GCP, especially as interpreted in the International Conference on Harmonization (ICH) guidelines, encompasses an effort through quality assurance and inspections to enforce tighter guidelines on ethical aspects of human rights in clinical studies. The GCP-related courses highlighted by TransCelerate and already available in a self-paced, online format through ACRP (see www.acrpnet.org/gcptraining) include:
TransCelerate's membership of pharmaceutical and biotechnology companies with research and development (R&D) operations, including 17 major firms to date working together to create efficiencies within the clinical trials process, will save time and resources by not requiring CCRCs and CPIs involved in their trials or researchers that completed any of the three GCP related courses as listed above to complete redundant GCP training for each and every new study team they join.
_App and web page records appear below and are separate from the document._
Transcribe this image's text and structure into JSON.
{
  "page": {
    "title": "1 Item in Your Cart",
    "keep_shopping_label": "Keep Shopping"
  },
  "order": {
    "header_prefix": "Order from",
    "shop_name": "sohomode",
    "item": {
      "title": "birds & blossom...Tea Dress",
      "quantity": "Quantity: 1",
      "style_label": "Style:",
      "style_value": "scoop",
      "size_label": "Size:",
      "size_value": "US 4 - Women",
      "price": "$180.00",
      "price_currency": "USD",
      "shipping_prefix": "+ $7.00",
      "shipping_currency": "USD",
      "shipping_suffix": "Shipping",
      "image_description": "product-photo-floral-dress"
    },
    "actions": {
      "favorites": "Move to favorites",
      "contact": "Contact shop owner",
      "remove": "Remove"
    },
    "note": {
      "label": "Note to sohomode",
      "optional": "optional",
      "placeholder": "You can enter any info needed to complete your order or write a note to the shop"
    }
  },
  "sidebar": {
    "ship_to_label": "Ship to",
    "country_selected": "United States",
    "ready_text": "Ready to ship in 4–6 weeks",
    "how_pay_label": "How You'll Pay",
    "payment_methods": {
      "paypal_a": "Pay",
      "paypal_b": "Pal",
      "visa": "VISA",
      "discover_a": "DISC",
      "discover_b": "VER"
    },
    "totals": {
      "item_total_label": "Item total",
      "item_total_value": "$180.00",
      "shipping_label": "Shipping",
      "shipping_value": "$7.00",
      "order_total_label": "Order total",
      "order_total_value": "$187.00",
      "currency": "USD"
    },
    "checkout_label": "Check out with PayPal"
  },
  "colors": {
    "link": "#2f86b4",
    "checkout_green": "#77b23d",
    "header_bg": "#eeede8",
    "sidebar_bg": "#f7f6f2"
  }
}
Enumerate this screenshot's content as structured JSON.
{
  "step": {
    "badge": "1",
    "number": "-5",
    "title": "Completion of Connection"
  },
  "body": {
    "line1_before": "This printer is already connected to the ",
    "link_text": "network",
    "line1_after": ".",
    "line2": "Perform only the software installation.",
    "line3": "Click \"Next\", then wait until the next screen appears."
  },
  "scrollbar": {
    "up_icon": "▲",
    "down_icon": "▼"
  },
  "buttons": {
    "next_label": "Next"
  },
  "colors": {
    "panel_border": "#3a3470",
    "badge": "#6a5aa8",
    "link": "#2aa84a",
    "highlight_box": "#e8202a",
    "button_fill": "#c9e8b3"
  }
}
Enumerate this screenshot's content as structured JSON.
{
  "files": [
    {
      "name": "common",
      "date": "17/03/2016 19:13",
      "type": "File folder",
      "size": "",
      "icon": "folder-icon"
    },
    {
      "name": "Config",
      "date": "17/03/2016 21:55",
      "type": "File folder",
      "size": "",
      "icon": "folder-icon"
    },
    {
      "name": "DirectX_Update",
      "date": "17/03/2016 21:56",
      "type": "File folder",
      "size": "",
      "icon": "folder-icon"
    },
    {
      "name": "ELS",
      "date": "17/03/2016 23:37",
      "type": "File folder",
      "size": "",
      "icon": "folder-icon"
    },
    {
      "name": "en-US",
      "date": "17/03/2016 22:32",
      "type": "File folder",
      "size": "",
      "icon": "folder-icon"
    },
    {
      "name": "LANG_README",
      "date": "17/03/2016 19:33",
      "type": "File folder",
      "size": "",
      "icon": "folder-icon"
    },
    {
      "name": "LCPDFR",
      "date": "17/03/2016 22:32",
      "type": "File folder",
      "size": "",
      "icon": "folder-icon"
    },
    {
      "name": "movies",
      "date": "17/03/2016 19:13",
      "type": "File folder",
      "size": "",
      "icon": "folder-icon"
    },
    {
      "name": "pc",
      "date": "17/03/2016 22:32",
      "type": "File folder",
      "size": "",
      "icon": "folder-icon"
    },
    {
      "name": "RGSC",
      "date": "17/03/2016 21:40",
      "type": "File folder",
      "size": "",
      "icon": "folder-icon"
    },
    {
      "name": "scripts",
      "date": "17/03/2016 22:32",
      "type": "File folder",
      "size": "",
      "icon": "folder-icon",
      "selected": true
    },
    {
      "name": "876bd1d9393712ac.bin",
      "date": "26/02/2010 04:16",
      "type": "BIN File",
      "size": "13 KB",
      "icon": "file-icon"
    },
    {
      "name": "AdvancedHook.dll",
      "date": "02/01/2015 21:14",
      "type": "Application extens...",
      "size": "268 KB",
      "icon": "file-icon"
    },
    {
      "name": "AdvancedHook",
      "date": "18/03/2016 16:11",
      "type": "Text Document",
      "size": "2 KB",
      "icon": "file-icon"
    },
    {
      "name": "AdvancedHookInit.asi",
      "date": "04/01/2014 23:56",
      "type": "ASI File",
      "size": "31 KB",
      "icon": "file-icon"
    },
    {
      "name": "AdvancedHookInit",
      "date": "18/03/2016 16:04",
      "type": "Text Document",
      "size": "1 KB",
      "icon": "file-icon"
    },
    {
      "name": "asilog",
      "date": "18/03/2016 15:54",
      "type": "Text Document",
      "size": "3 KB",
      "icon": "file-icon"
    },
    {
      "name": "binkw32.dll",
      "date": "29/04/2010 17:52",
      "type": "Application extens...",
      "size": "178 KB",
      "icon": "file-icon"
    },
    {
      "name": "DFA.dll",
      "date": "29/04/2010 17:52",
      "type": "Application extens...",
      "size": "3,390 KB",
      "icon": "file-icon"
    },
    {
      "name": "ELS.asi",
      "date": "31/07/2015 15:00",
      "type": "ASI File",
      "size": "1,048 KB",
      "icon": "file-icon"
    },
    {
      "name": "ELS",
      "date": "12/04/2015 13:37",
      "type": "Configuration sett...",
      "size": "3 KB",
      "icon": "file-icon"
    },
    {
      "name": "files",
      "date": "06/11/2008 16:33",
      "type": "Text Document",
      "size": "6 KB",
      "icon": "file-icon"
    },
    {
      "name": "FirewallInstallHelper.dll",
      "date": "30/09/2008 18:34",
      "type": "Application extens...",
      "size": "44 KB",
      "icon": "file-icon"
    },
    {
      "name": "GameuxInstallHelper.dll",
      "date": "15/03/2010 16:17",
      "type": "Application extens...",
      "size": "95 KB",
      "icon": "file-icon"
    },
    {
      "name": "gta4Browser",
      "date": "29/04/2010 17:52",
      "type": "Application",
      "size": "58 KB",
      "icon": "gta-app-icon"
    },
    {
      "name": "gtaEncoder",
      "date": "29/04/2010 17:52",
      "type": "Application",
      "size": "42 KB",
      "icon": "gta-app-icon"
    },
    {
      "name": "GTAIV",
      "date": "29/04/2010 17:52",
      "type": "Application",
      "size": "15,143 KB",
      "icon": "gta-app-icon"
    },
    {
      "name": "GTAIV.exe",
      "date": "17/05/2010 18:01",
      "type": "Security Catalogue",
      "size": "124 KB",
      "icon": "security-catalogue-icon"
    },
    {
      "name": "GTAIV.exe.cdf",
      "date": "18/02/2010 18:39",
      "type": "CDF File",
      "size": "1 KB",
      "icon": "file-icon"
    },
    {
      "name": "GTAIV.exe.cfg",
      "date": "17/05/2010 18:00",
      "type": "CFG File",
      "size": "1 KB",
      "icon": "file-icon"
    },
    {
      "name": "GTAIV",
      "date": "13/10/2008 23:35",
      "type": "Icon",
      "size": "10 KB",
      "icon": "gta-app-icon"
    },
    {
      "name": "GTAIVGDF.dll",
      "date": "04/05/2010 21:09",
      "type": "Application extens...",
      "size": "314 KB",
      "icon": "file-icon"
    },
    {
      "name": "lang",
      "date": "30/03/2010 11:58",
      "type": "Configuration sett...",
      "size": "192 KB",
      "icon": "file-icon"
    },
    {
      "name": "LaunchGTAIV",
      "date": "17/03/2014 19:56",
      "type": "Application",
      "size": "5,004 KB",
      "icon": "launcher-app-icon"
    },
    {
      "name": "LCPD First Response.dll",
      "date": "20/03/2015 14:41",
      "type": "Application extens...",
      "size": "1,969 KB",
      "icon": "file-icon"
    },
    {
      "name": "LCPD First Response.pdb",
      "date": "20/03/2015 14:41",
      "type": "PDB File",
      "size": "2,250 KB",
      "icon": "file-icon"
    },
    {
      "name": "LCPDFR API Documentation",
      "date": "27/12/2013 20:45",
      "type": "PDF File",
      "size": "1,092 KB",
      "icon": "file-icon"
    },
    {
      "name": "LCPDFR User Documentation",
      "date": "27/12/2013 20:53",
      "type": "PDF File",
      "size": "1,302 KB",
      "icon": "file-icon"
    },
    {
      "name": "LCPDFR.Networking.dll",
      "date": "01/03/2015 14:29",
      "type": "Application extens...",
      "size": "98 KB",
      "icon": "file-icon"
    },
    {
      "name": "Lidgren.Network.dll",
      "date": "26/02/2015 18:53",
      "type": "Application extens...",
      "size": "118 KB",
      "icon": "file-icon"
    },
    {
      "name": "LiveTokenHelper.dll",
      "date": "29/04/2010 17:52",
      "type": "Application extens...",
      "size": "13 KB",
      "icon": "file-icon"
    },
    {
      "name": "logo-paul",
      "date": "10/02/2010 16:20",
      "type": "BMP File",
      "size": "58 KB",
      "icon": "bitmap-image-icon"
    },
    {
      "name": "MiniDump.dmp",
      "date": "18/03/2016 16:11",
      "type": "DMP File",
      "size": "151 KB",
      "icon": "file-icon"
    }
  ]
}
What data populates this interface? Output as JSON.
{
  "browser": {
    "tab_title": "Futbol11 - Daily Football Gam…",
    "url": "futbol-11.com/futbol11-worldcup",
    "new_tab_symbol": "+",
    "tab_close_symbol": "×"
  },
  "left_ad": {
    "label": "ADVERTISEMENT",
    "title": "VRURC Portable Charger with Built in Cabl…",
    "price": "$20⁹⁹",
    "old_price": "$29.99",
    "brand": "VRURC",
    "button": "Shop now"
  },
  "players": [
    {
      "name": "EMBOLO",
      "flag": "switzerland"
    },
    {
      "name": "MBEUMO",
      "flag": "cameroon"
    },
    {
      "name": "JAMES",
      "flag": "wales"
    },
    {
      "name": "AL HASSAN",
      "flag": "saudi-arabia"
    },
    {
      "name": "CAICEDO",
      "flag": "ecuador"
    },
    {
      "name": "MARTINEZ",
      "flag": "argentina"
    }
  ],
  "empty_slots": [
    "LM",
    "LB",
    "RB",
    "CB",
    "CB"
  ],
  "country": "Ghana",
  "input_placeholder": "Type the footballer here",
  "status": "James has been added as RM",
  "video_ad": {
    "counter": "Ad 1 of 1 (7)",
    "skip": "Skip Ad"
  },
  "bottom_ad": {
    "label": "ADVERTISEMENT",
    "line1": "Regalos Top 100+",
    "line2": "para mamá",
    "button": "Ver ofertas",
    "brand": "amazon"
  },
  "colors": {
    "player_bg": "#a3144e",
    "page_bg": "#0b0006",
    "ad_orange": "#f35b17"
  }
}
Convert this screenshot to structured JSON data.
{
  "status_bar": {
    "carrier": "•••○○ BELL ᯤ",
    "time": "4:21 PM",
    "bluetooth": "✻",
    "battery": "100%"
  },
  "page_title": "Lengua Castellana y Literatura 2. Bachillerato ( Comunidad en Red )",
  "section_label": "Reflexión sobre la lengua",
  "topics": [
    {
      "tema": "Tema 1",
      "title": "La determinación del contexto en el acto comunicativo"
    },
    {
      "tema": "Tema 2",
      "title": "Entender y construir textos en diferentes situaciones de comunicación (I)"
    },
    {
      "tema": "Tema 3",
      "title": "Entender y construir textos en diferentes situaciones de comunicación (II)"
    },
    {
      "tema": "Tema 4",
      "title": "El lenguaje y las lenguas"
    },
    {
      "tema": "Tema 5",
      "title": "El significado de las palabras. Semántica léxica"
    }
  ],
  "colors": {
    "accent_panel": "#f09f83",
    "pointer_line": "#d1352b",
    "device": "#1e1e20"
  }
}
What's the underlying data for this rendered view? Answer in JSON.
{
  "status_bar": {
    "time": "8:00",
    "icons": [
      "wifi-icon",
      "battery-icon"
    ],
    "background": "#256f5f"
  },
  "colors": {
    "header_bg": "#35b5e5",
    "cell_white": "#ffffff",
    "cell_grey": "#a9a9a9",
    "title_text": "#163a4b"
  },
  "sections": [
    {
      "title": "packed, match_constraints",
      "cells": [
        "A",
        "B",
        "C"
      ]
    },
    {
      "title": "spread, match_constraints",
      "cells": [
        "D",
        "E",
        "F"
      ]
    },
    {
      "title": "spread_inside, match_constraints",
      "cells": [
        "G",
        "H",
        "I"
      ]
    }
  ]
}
TransCelerate launched in 2012 to advance innovation in R&D, identify and solve common R&D challenges, and further improve patient safety with founding members AbbVie, AstraZeneca, Boehringer Ingelheim, Bristol-Myers Squibb, GlaxoSmithKline, Johnson & Johnson, Lilly, Pfizer, Roche, and Sanofi.
"Being recognized by TransCelerate is a great achievement for ACRP and offers several advantages to our members, who now have more opportunity to focus on the actual conduct of clinical trials instead of having to use valuable time and resources sitting in redundant GCP training," says Esther Daemen, ACRP Director of Professional Development. "Through completion of ACRP's high-quality GCP courses, clinical trial stakeholders can be assured that researchers have the required knowledge to perform accordingly, making additional courses obsolete."